Now, STOP STIRRING. Let it continue to boil until the temperature reads 234 degrees. Your thermometer might also read “soft ball” at this temperature. This is because you can test your fudge by dropping a bit into VERY cold water. Feel it with your fingers; if it turns into a soft ball that flattens when you remove it from the water, your fudge is at the right temperature. Because this is a candy, temperature is VERY important. It will take about 20 minutes to get to this temperature, but I suggest not venturing far from your pot. I just cleaned the kitchen and checked on it like a mad woman, I was so afraid of failing!
Once it has reached the appropriate temperature, take it off the heat and drop in the vanilla and butter, but DO NOT STIR IT. I just chopped my butter into 4 pieces and poured the vanilla around the whole pot. This is vitally important, do NOT stir it in.
Let the fudge cool until it reaches lukewarm temperature, which is 110 degrees. The original recipe said this would take 2-2.5 hours. Mine did not. It reached it in about 1 hour. So check your thermometer frequently and don’t rely on set time that it will take to cool. Just like anything, the amount of time it will take depends on a number of factors.
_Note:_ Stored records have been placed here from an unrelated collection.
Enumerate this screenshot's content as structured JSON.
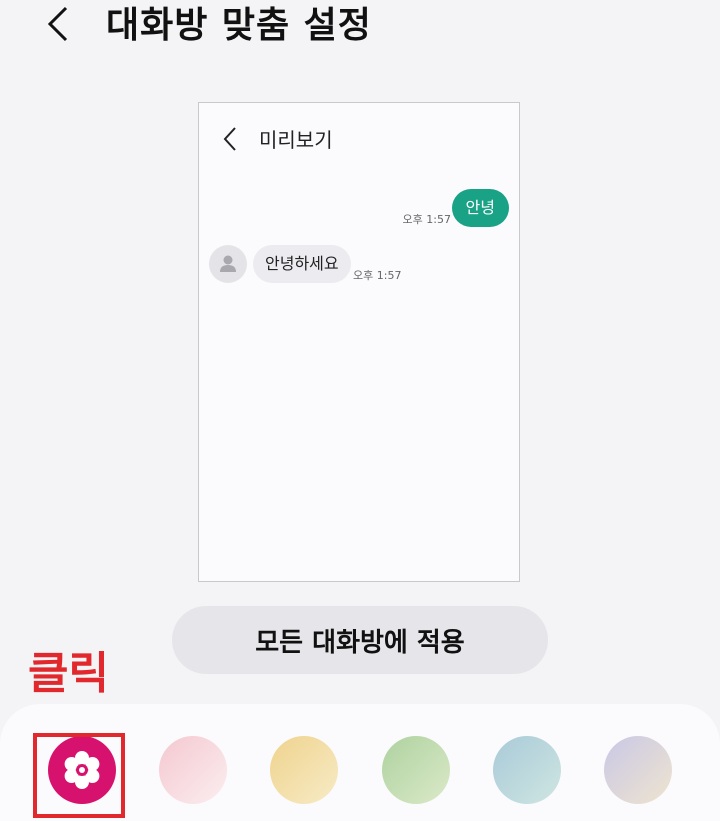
{
  "header": {
    "title": "대화방 맞춤 설정",
    "back_icon": "chevron-left-icon"
  },
  "preview": {
    "title": "미리보기",
    "back_icon": "chevron-left-icon",
    "sent_message": {
      "text": "안녕",
      "time": "오후 1:57",
      "color": "#1aa287"
    },
    "received_message": {
      "text": "안녕하세요",
      "time": "오후 1:57",
      "avatar_icon": "person-icon"
    }
  },
  "apply_button": {
    "label": "모든 대화방에 적용"
  },
  "annotation": {
    "text": "클릭",
    "color": "#e0282d"
  },
  "themes": [
    {
      "name": "flower",
      "icon": "flower-icon",
      "color": "#d6126e",
      "selected": true
    },
    {
      "name": "pink",
      "color": "#f4c8d0"
    },
    {
      "name": "yellow",
      "color": "#efd38e"
    },
    {
      "name": "green",
      "color": "#aed2a0"
    },
    {
      "name": "teal",
      "color": "#a9cad8"
    },
    {
      "name": "lavender",
      "color": "#c9c8e6"
    }
  ]
}
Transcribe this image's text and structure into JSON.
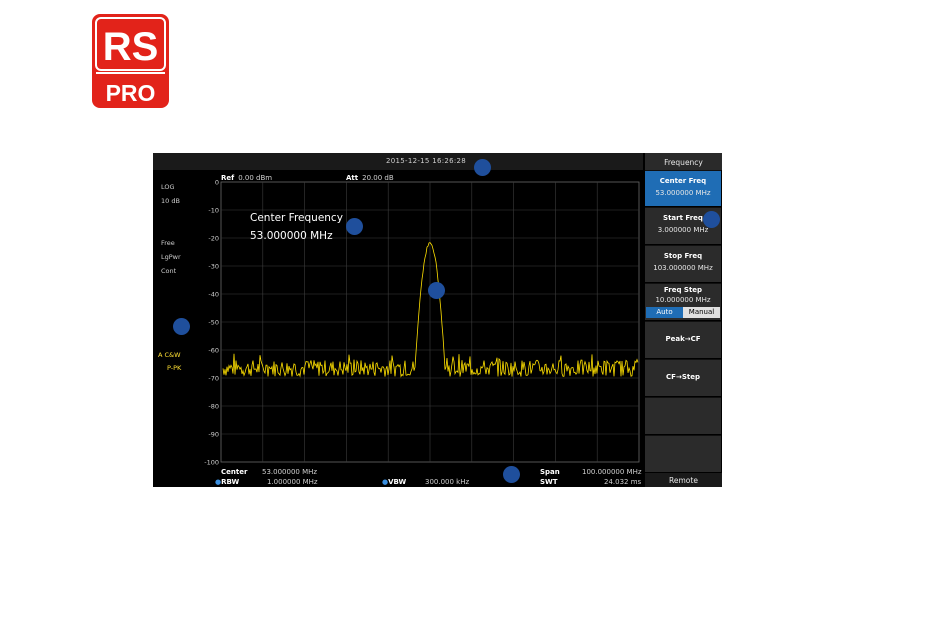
{
  "brand": {
    "top": "RS",
    "bottom": "PRO",
    "color": "#e2231a"
  },
  "status": {
    "datetime": "2015-12-15   16:26:28"
  },
  "ref": {
    "ref_key": "Ref",
    "ref_value": "0.00 dBm",
    "att_key": "Att",
    "att_value": "20.00 dB"
  },
  "left_panel": {
    "scale": "LOG",
    "div": "10 dB",
    "trig": "Free",
    "avg": "LgPwr",
    "sweep": "Cont",
    "trace_a": "A  C&W",
    "trace_detector": "P-PK"
  },
  "plot": {
    "y_ticks": [
      "0",
      "-10",
      "-20",
      "-30",
      "-40",
      "-50",
      "-60",
      "-70",
      "-80",
      "-90",
      "-100"
    ],
    "trace_color": "#ffe000",
    "noise_level_db": -66.5,
    "peak_db": -22
  },
  "marker": {
    "title": "Center Frequency",
    "value": "53.000000 MHz"
  },
  "bottom": {
    "center_key": "Center",
    "center_value": "53.000000 MHz",
    "span_key": "Span",
    "span_value": "100.000000 MHz",
    "rbw_key": "RBW",
    "rbw_value": "1.000000 MHz",
    "vbw_key": "VBW",
    "vbw_value": "300.000 kHz",
    "swt_key": "SWT",
    "swt_value": "24.032 ms"
  },
  "menu": {
    "title": "Frequency",
    "center_freq": {
      "label": "Center Freq",
      "value": "53.000000 MHz"
    },
    "start_freq": {
      "label": "Start Freq",
      "value": "3.000000 MHz"
    },
    "stop_freq": {
      "label": "Stop Freq",
      "value": "103.000000 MHz"
    },
    "freq_step": {
      "label": "Freq Step",
      "value": "10.000000 MHz",
      "auto": "Auto",
      "manual": "Manual"
    },
    "peak_cf": "Peak→CF",
    "cf_step": "CF→Step",
    "remote": "Remote"
  },
  "accent_color": "#1f6db5"
}
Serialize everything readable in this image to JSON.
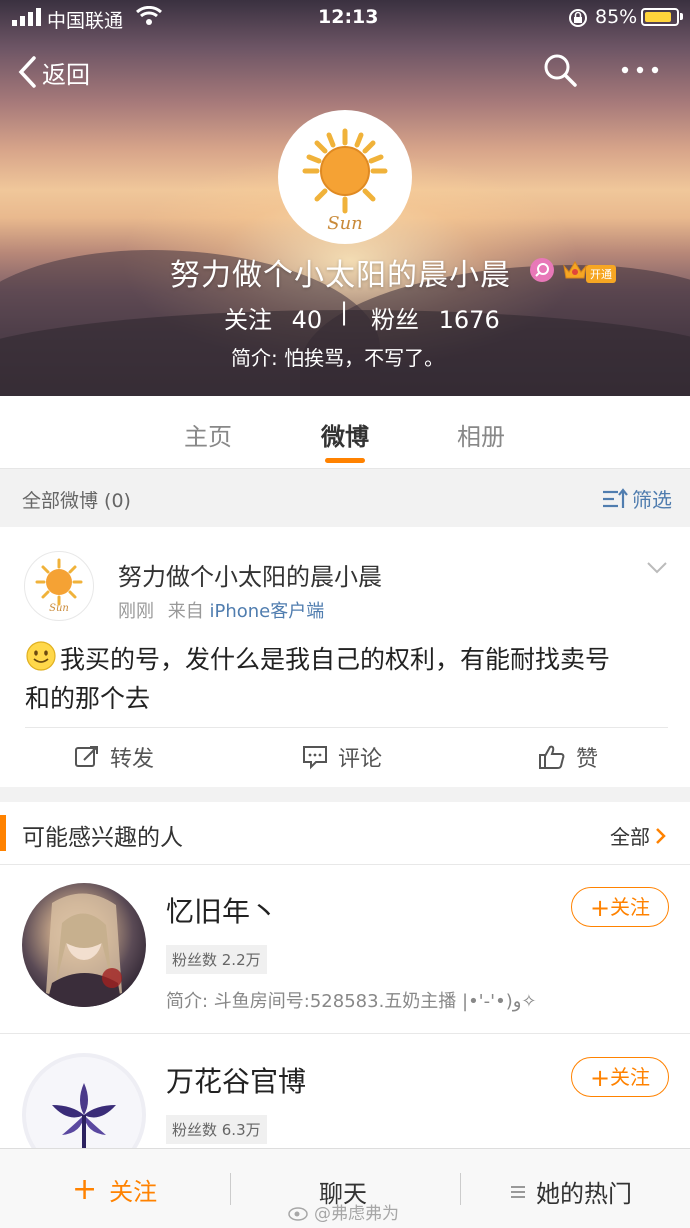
{
  "status_bar": {
    "carrier": "中国联通",
    "time": "12:13",
    "battery": "85%",
    "battery_level": 0.85
  },
  "nav": {
    "back_label": "返回"
  },
  "profile": {
    "name": "努力做个小太阳的晨小晨",
    "avatar_text": "Sun",
    "vip_label": "开通",
    "following_label": "关注",
    "following_count": "40",
    "divider": "|",
    "followers_label": "粉丝",
    "followers_count": "1676",
    "bio": "简介: 怕挨骂，不写了。"
  },
  "tabs": [
    {
      "label": "主页",
      "active": false
    },
    {
      "label": "微博",
      "active": true
    },
    {
      "label": "相册",
      "active": false
    }
  ],
  "filter": {
    "count_label": "全部微博 (0)",
    "filter_label": "筛选"
  },
  "post": {
    "author": "努力做个小太阳的晨小晨",
    "time": "刚刚",
    "from_label": "来自",
    "source": "iPhone客户端",
    "text_line1": "我买的号，发什么是我自己的权利，有能耐找卖号",
    "text_line2": "和的那个去",
    "actions": {
      "repost": "转发",
      "comment": "评论",
      "like": "赞"
    }
  },
  "suggest": {
    "title": "可能感兴趣的人",
    "all_label": "全部",
    "users": [
      {
        "name": "忆旧年丶",
        "fans": "粉丝数 2.2万",
        "bio": "简介:  斗鱼房间号:528583.五奶主播 |•'-'•)و✧",
        "follow": "关注"
      },
      {
        "name": "万花谷官博",
        "fans": "粉丝数 6.3万",
        "follow": "关注"
      }
    ]
  },
  "bottom": {
    "follow": "关注",
    "chat": "聊天",
    "hot": "她的热门"
  },
  "watermark": "@弗虑弗为",
  "colors": {
    "accent": "#ff8200",
    "link": "#507daf",
    "vip": "#f6a623"
  }
}
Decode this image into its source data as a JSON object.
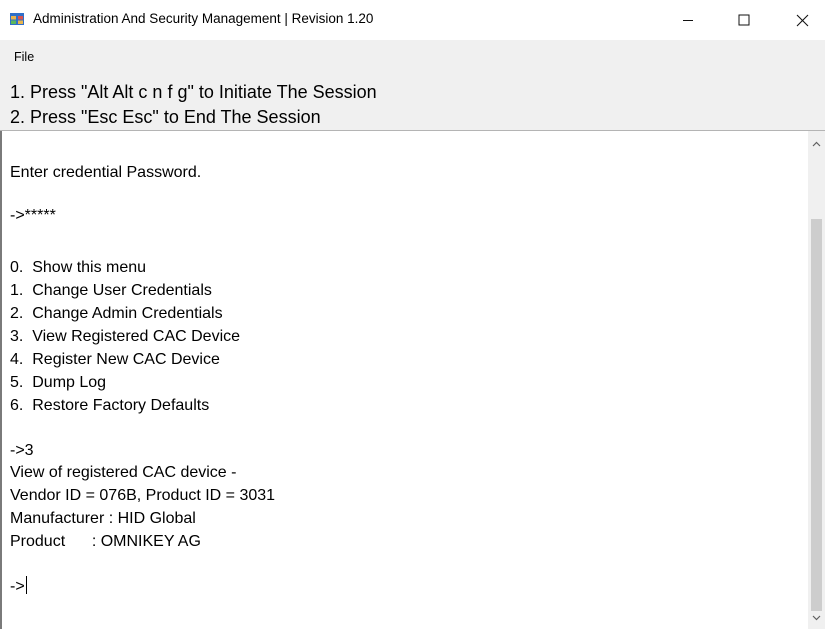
{
  "window": {
    "title": "Administration And Security Management | Revision 1.20",
    "app_icon": "app-window-icon"
  },
  "titlebar_buttons": {
    "minimize": "minimize-icon",
    "maximize": "maximize-icon",
    "close": "close-icon"
  },
  "menu": {
    "items": [
      "File"
    ]
  },
  "instructions": [
    "1. Press \"Alt Alt c n f g\" to Initiate The Session",
    "2. Press \"Esc Esc\" to End The Session"
  ],
  "console": {
    "lines": [
      "Enter credential Password.",
      "->*****",
      "0.  Show this menu",
      "1.  Change User Credentials",
      "2.  Change Admin Credentials",
      "3.  View Registered CAC Device",
      "4.  Register New CAC Device",
      "5.  Dump Log",
      "6.  Restore Factory Defaults",
      "->3",
      "View of registered CAC device -",
      "Vendor ID = 076B, Product ID = 3031",
      "Manufacturer : HID Global",
      "Product      : OMNIKEY AG",
      "->"
    ]
  },
  "colors": {
    "titlebar_bg": "#ffffff",
    "menubar_bg": "#f0f0f0",
    "console_bg": "#ffffff",
    "scroll_thumb": "#cdcdcd"
  }
}
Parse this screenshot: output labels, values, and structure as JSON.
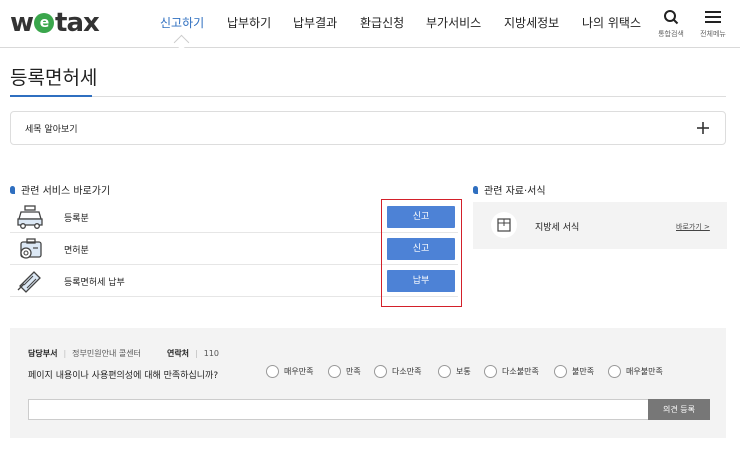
{
  "header": {
    "logo_pre": "w",
    "logo_mid": "e",
    "logo_post": "tax",
    "nav": [
      "신고하기",
      "납부하기",
      "납부결과",
      "환급신청",
      "부가서비스",
      "지방세정보",
      "나의 위택스"
    ],
    "active_nav_index": 0,
    "search_label": "통합검색",
    "menu_label": "전체메뉴"
  },
  "page": {
    "title": "등록면허세",
    "accordion_label": "세목 알아보기"
  },
  "related_services": {
    "heading": "관련 서비스 바로가기",
    "items": [
      {
        "label": "등록분",
        "button": "신고",
        "icon": "car-icon"
      },
      {
        "label": "면허분",
        "button": "신고",
        "icon": "license-icon"
      },
      {
        "label": "등록면허세 납부",
        "button": "납부",
        "icon": "pay-icon"
      }
    ]
  },
  "related_docs": {
    "heading": "관련 자료·서식",
    "item_label": "지방세 서식",
    "link_label": "바로가기 >"
  },
  "survey": {
    "dept_label": "담당부서",
    "dept_value": "정부민원안내 콜센터",
    "contact_label": "연락처",
    "contact_value": "110",
    "question": "페이지 내용이나 사용편의성에 대해 만족하십니까?",
    "options": [
      "매우만족",
      "만족",
      "다소만족",
      "보통",
      "다소불만족",
      "불만족",
      "매우불만족"
    ],
    "input_placeholder": "",
    "submit_label": "의견 등록"
  },
  "colors": {
    "accent": "#2f6fc0",
    "button": "#4d82d6",
    "highlight_box": "#d3202a",
    "logo_green": "#3aa64c"
  }
}
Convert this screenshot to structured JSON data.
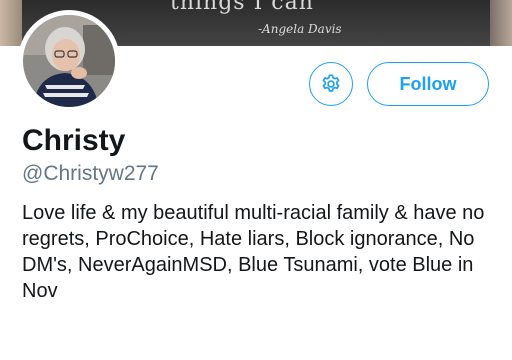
{
  "banner": {
    "quote_text": "things I can",
    "author": "-Angela Davis"
  },
  "profile": {
    "name": "Christy",
    "handle": "@Christyw277",
    "bio": "Love life & my beautiful multi-racial family & have no regrets, ProChoice, Hate liars, Block ignorance, No DM's, NeverAgainMSD, Blue Tsunami, vote Blue in Nov"
  },
  "actions": {
    "settings_icon": "gear-icon",
    "follow_label": "Follow"
  },
  "colors": {
    "accent": "#1da1f2",
    "text": "#14171a",
    "secondary_text": "#657786"
  }
}
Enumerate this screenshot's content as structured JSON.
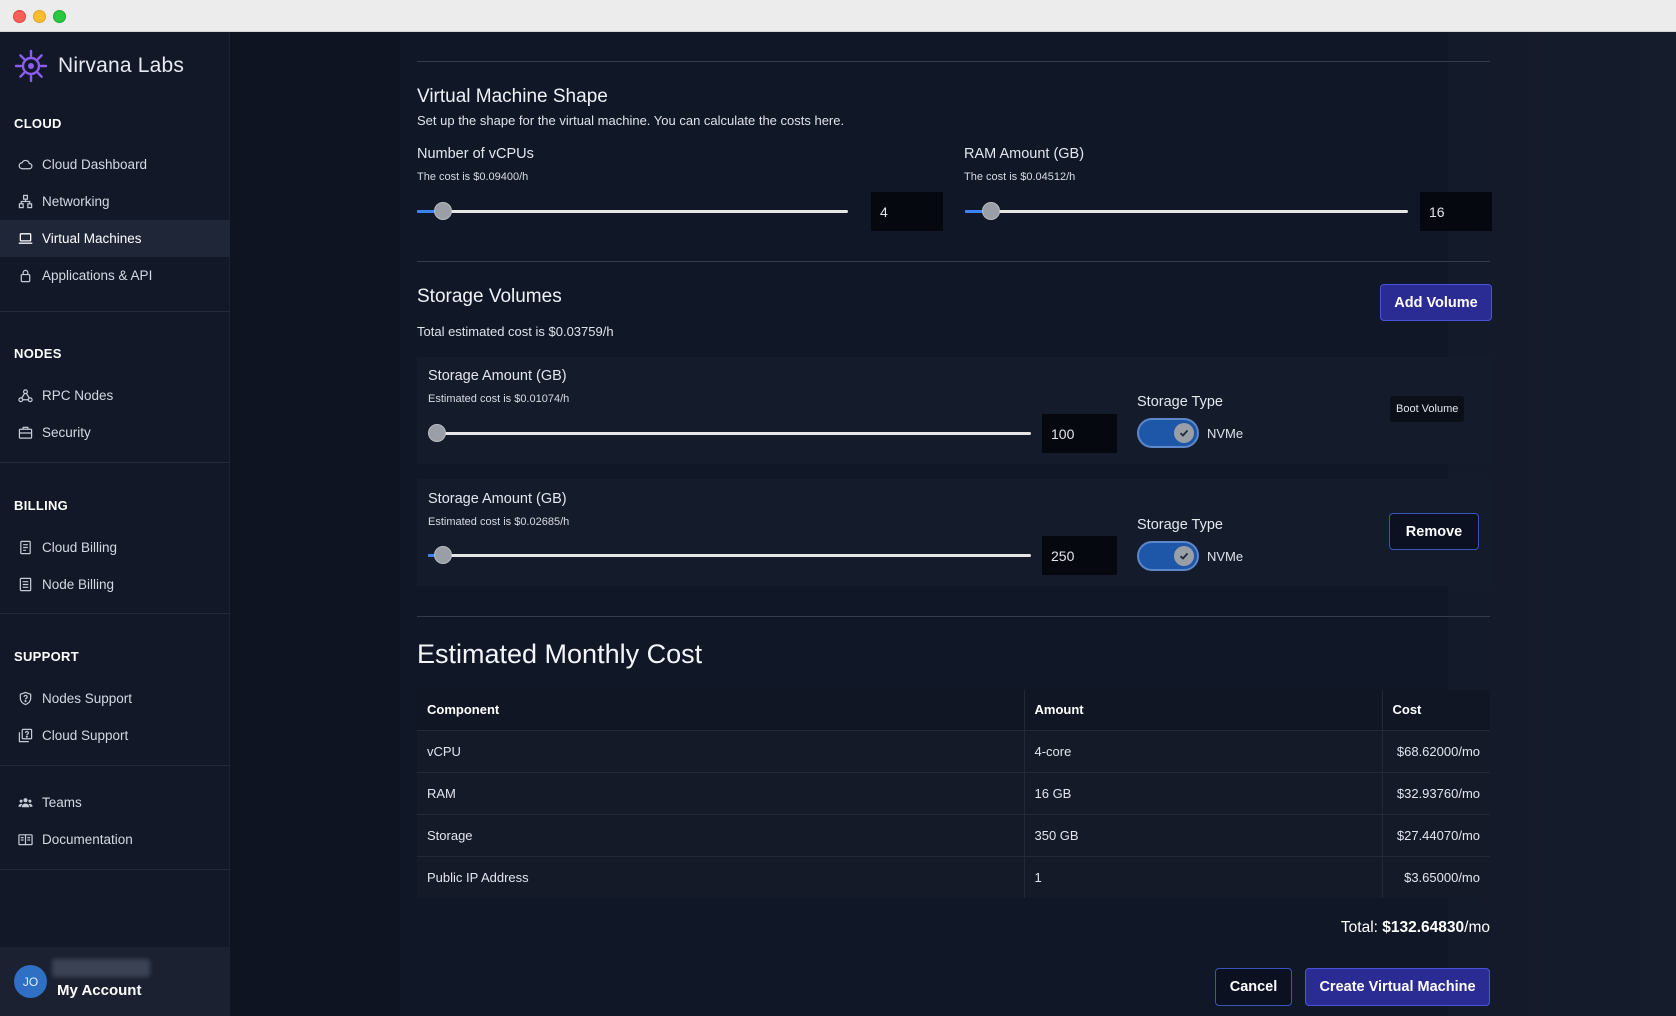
{
  "window": {
    "title": ""
  },
  "sidebar": {
    "brand": "Nirvana Labs",
    "sections": {
      "cloud": "CLOUD",
      "nodes": "NODES",
      "billing": "BILLING",
      "support": "SUPPORT"
    },
    "items": [
      {
        "label": "Cloud Dashboard",
        "icon": "cloud-icon"
      },
      {
        "label": "Networking",
        "icon": "network-icon"
      },
      {
        "label": "Virtual Machines",
        "icon": "laptop-icon",
        "active": true
      },
      {
        "label": "Applications & API",
        "icon": "lock-icon"
      },
      {
        "label": "RPC Nodes",
        "icon": "nodes-icon"
      },
      {
        "label": "Security",
        "icon": "briefcase-icon"
      },
      {
        "label": "Cloud Billing",
        "icon": "receipt-icon"
      },
      {
        "label": "Node Billing",
        "icon": "document-icon"
      },
      {
        "label": "Nodes Support",
        "icon": "help-shield-icon"
      },
      {
        "label": "Cloud Support",
        "icon": "help-copy-icon"
      },
      {
        "label": "Teams",
        "icon": "team-icon"
      },
      {
        "label": "Documentation",
        "icon": "book-icon"
      }
    ],
    "account": {
      "initials": "JO",
      "label": "My Account"
    }
  },
  "shape": {
    "title": "Virtual Machine Shape",
    "subtitle": "Set up the shape for the virtual machine. You can calculate the costs here.",
    "vcpu": {
      "label": "Number of vCPUs",
      "cost": "The cost is $0.09400/h",
      "value": "4",
      "level": 0.04
    },
    "ram": {
      "label": "RAM Amount (GB)",
      "cost": "The cost is $0.04512/h",
      "value": "16",
      "level": 0.04
    }
  },
  "storage": {
    "title": "Storage Volumes",
    "total_cost": "Total estimated cost is $0.03759/h",
    "add_button": "Add Volume",
    "volumes": [
      {
        "label": "Storage Amount (GB)",
        "cost": "Estimated cost is $0.01074/h",
        "value": "100",
        "level": 0.0,
        "type_label": "Storage Type",
        "type": "NVMe",
        "badge": "Boot Volume"
      },
      {
        "label": "Storage Amount (GB)",
        "cost": "Estimated cost is $0.02685/h",
        "value": "250",
        "level": 0.01,
        "type_label": "Storage Type",
        "type": "NVMe",
        "remove": "Remove"
      }
    ]
  },
  "monthly": {
    "title": "Estimated Monthly Cost",
    "headers": [
      "Component",
      "Amount",
      "Cost"
    ],
    "rows": [
      [
        "vCPU",
        "4-core",
        "$68.62000/mo"
      ],
      [
        "RAM",
        "16 GB",
        "$32.93760/mo"
      ],
      [
        "Storage",
        "350 GB",
        "$27.44070/mo"
      ],
      [
        "Public IP Address",
        "1",
        "$3.65000/mo"
      ]
    ],
    "total_label": "Total:",
    "total_value": "$132.64830",
    "total_unit": "/mo"
  },
  "actions": {
    "cancel": "Cancel",
    "create": "Create Virtual Machine"
  },
  "colors": {
    "accent": "#2a2b93",
    "toggle": "#1e56a8",
    "slider_fill": "#3b82f6"
  }
}
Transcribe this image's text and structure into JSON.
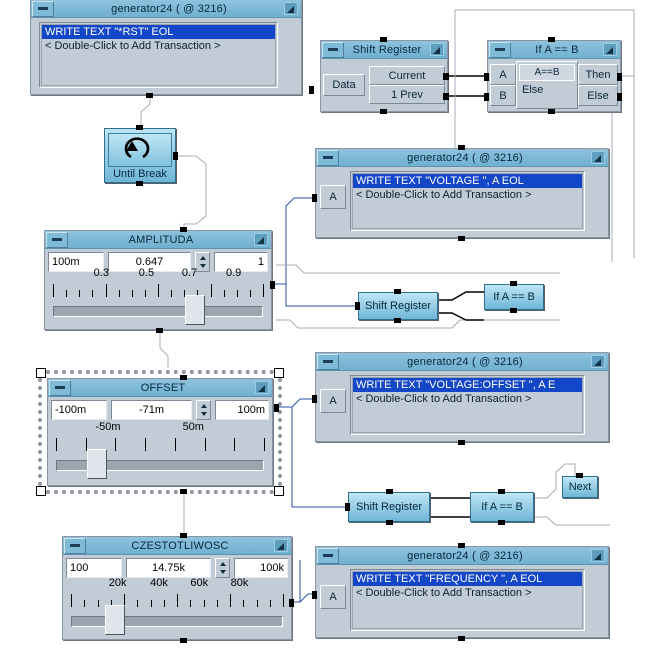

Also, the fudge will settle, so reposition your thermometer to make sure it is still IN the fudge. Thankfully, my husband caught that!
Once it’s reached 110 degrees, take your wooden spoon and stir it. Stir, stir, stir. It will be TOUGH and similar in consistency to taffy, so if you have someone who can help, you stir let them help! I couldn’t stir much at all because of my arms, so Chris did the majority of the stirring for me. Continue stirring until it loses it’s sheen. This is where Chris and I made our mistake. The original recipe said to stir until it loses it’s sheen, about 20 minutes. It started to lose it’s sheen about 10 minutes in, so Chris and I thought it was close, but we continued to stir. We missed the mark by 30 seconds. The second it starts to lose it’s sheen, TRANSFER it to your foil. We waited 30 seconds too long, and it set up right in the pan. Doesn’t make it taste any different, but we didn’t end up with pretty cut squares.
So as soon as it starts to lose its sheen, set it in the pan and let it cool. It won’t be the most pretty fudge, it’s not glossy at all, but it’s crumbly and delicious and melts in your mouth.
See ours is all broken into strange looking pieces, but it tastes just like I remember!